* **Required action**:
Look through the entries below and return all lines including the word "likes".

* **Data section**:
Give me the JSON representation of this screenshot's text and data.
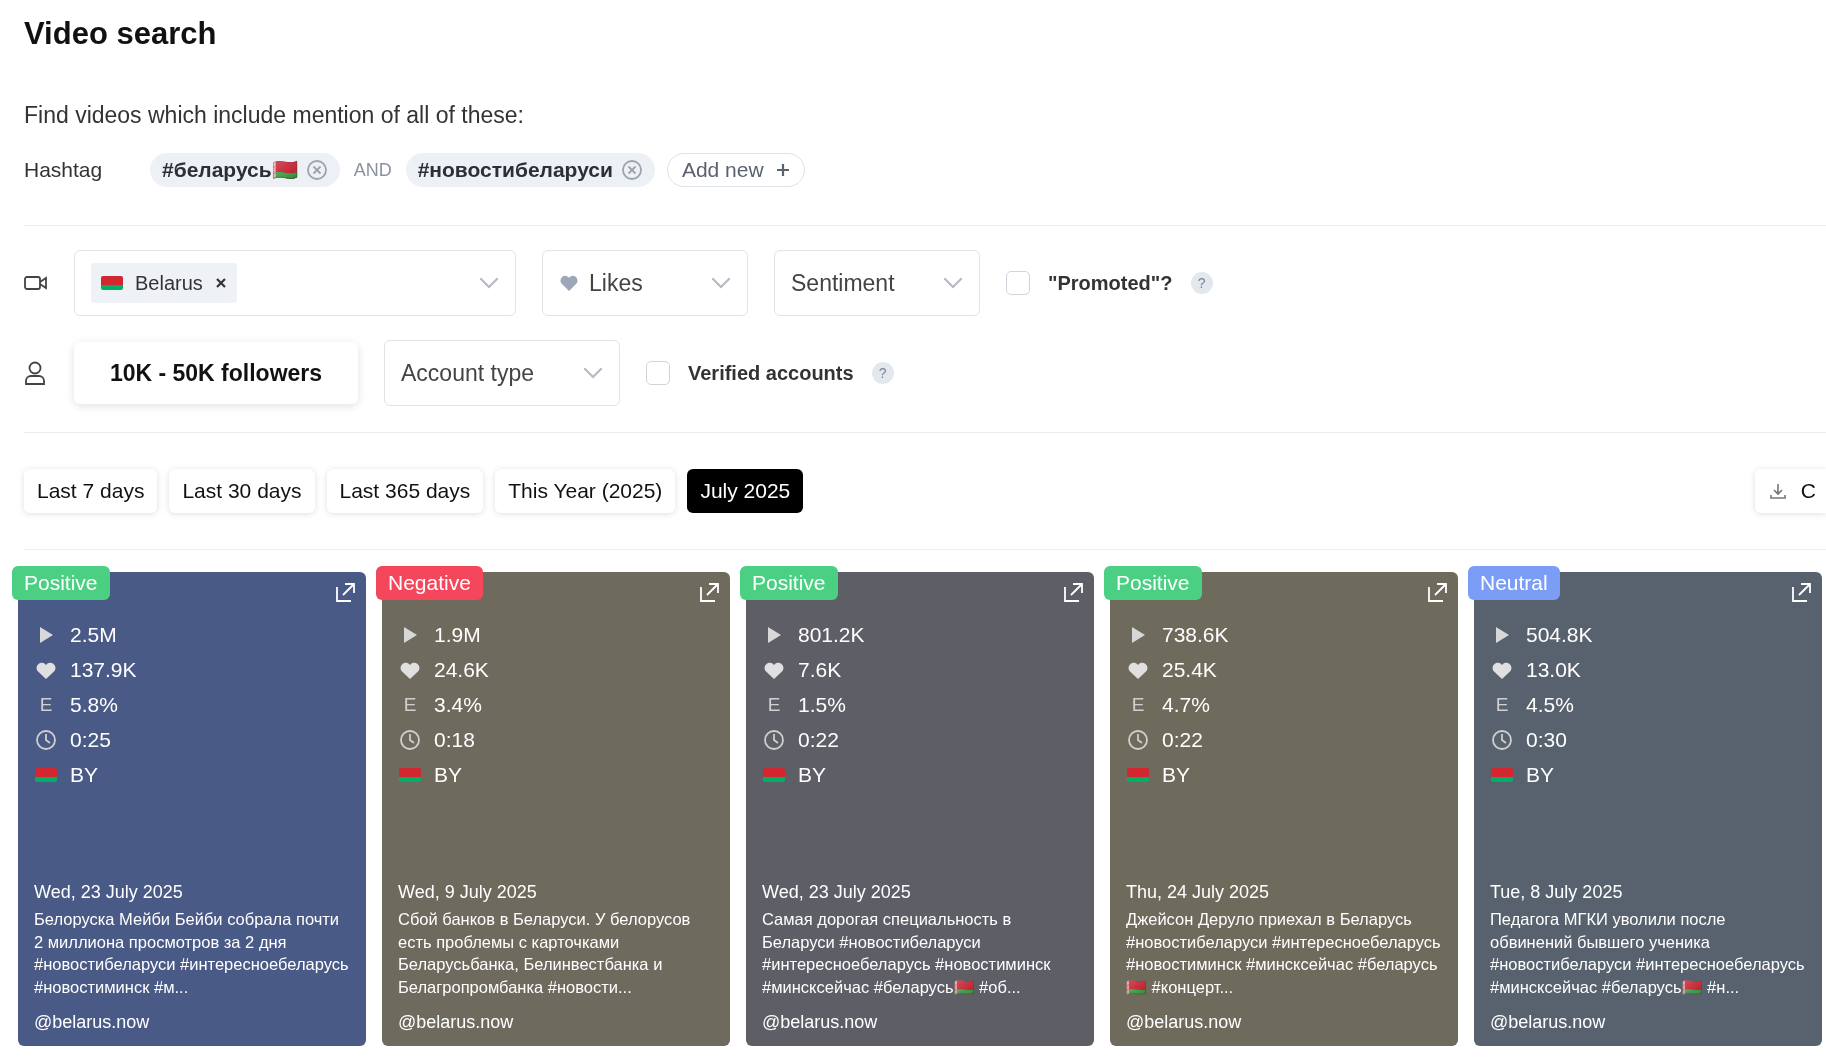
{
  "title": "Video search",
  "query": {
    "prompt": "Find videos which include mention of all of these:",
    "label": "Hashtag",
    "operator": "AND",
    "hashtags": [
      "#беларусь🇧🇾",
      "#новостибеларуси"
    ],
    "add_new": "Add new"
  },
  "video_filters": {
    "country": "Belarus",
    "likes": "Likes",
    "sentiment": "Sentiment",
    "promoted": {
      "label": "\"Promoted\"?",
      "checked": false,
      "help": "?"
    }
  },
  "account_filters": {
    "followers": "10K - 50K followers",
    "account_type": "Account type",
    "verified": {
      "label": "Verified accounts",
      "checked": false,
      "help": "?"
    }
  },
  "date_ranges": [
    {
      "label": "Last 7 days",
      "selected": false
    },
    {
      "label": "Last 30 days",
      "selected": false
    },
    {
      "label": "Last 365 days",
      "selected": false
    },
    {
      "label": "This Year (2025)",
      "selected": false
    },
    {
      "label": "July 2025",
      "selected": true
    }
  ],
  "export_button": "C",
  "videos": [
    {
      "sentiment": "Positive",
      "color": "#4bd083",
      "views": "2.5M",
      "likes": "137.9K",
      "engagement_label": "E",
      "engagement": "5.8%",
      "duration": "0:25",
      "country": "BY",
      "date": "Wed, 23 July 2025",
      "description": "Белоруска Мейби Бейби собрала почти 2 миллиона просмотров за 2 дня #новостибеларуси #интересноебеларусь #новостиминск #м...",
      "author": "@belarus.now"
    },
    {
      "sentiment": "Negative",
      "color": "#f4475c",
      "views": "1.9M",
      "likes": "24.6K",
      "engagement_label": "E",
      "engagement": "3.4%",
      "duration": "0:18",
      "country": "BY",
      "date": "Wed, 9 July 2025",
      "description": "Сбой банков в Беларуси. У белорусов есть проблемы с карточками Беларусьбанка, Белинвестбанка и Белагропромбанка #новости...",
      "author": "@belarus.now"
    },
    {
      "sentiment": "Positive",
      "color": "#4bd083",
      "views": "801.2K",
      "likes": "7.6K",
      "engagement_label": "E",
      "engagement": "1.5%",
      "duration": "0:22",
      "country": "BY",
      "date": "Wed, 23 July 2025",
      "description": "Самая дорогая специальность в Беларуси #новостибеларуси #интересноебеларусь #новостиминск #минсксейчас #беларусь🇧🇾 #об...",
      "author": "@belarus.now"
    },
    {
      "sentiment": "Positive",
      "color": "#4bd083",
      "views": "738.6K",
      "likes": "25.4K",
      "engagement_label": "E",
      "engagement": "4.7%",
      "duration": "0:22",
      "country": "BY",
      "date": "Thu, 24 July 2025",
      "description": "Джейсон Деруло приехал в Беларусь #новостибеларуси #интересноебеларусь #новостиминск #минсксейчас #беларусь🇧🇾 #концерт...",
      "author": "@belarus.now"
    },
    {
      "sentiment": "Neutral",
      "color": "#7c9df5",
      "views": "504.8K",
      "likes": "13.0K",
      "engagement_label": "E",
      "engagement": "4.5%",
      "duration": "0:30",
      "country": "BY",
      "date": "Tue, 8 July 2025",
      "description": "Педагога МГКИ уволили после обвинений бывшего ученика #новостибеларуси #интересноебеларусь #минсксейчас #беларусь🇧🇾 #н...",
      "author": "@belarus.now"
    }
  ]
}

* **Expected output**:
    "likes": "Likes",
      "likes": "137.9K",
      "likes": "24.6K",
      "likes": "7.6K",
      "likes": "25.4K",
      "likes": "13.0K",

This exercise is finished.